Astronomers found a massive black hole’s in a dwarf galaxies, Astronomers who are looking for the mechanism that formed large black holes in the early history of the universe have received important new evidence when they found 13 such black holes in dwarf galaxies, less than a billion light years from Earth.
This dwarf galaxy is more than 100 times less massive than our own Milky Way is among the smallest galaxies with large black holes.
Scientists expect black holes in these smaller galaxies to be on average 400,000 times bigger than the mass of our sun.
We hope that their investigation and galaxies will give us an idea of how black holes in the early universe emerged through the merging of galaxies over billions of years and then grow to produce the supermassive black holes that we see in larger galaxies today, with masses of one million or billion times bigger than the sun, massive black hole’s in a dwarf galaxies, say researchers.
The scientists initially selected galaxy samples from NASA-Sloan Atlas, a catalog of galaxies created using visible light telescopes.
They chose galaxies with stars less than 3 billion times the mass of the Sun and about the equivalent of the Great Magellanic Cloud, a small satellite of the Milky Way.

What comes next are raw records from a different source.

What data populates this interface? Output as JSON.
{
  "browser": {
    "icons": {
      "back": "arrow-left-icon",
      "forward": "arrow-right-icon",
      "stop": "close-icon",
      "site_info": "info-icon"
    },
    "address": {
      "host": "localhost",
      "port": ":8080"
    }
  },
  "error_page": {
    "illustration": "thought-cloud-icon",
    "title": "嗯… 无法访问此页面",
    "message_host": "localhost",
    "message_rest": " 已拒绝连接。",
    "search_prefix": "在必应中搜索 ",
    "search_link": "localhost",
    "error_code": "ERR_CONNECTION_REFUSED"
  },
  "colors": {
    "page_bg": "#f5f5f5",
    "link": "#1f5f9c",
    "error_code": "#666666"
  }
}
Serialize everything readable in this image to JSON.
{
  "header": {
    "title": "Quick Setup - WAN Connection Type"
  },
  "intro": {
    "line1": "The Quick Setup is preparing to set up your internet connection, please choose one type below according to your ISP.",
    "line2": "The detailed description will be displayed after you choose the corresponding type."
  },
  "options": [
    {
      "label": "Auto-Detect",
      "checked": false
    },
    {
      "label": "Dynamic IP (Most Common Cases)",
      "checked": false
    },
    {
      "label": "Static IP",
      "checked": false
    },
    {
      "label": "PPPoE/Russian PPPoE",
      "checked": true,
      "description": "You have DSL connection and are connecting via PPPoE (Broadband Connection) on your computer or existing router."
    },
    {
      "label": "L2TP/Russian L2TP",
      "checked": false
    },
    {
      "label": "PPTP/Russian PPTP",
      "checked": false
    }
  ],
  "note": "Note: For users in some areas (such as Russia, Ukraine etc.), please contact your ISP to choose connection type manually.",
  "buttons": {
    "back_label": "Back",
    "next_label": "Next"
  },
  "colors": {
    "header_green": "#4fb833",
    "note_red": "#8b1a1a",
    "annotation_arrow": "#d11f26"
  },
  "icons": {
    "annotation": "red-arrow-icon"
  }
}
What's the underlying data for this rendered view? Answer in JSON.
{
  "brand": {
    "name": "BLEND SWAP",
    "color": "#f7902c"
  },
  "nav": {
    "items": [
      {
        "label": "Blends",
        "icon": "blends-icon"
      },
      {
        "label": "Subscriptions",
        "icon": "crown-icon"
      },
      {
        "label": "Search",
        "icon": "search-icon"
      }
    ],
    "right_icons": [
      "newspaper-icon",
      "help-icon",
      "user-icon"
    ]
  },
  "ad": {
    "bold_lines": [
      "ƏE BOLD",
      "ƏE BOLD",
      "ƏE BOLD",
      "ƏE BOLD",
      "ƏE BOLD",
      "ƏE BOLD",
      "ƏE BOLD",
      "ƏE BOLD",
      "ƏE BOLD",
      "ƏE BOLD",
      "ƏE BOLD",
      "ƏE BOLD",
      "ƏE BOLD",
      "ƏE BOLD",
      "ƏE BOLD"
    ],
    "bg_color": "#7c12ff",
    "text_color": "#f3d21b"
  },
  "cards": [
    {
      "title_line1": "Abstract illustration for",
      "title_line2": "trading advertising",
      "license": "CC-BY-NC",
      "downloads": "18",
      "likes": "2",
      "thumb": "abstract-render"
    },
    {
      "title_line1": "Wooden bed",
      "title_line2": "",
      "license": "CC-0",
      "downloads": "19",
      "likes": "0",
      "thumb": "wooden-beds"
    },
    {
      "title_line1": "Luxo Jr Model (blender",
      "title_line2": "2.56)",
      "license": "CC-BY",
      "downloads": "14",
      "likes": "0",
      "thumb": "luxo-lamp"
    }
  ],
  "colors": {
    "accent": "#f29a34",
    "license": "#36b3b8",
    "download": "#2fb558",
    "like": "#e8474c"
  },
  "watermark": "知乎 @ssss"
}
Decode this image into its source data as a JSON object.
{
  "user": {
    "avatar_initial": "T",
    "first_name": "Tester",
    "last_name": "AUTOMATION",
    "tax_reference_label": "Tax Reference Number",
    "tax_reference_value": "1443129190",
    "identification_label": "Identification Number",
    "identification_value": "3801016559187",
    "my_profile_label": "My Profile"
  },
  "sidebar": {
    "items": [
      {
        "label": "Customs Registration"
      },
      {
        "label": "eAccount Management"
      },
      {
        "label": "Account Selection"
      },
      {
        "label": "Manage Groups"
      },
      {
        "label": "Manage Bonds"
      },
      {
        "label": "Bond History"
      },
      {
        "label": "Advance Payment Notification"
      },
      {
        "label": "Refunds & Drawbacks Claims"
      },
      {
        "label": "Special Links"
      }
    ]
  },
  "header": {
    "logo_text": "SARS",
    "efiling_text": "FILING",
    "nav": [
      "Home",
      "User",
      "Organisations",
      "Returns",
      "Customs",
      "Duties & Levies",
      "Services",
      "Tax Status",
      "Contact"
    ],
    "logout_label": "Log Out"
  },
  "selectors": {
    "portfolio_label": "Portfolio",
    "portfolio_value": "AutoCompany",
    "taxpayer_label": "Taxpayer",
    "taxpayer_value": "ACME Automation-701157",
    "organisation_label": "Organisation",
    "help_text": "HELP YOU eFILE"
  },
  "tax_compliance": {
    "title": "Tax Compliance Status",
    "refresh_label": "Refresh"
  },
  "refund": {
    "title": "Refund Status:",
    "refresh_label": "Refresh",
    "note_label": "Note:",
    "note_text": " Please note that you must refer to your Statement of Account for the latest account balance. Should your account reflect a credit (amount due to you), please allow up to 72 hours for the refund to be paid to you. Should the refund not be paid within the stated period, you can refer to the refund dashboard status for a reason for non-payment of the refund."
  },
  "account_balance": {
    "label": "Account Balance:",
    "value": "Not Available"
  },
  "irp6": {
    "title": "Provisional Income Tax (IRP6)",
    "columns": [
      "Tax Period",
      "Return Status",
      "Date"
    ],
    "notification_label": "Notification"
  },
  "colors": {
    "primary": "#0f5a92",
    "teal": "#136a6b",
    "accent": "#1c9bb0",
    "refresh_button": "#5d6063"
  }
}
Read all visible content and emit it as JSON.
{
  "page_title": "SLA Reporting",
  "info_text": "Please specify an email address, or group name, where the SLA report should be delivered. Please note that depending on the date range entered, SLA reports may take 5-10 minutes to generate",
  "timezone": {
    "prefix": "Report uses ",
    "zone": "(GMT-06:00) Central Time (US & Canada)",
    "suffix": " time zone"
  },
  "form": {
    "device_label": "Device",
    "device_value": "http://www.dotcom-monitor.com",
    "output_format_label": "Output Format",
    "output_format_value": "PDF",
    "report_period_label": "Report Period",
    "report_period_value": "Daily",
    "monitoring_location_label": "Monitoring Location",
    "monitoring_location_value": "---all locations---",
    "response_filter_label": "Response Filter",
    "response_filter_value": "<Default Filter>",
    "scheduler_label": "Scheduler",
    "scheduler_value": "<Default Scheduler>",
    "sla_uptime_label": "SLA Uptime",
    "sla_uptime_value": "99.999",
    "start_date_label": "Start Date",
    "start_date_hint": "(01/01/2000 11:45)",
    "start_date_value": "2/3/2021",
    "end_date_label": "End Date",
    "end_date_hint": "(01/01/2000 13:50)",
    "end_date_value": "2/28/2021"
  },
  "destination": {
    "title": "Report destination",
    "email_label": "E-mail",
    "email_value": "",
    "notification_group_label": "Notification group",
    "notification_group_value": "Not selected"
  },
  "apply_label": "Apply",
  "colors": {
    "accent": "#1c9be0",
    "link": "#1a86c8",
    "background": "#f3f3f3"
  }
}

From this sample, they chose candidates who could also be seen at the Weak Radio Sky (FIRST) National Radio Astronomy Observatory, made between 1993 and 2011. They then used VLA to create new and more sensitive ones. 111 resolution images of selected galaxies.
New VLA observations have shown that 13 of these galaxies have strong evidence of large black holes that actively absorb material. We were very surprised to see that black holes in about half of these 13 galaxies are not at the center of galaxies like in larger galaxies.
Scientists say this suggests that galaxies might have joined with others before in their history. This is in line with computer simulations that estimate that about half of the massive black holes in dwarf galaxies will migrate around the edges of their galaxies.
This work teaches us that we need to expand our search for large black holes in dwarf galaxies outside their centers to get a better understanding of populations and to find out what mechanisms formed the first large black holes in the early universe, he told researchers.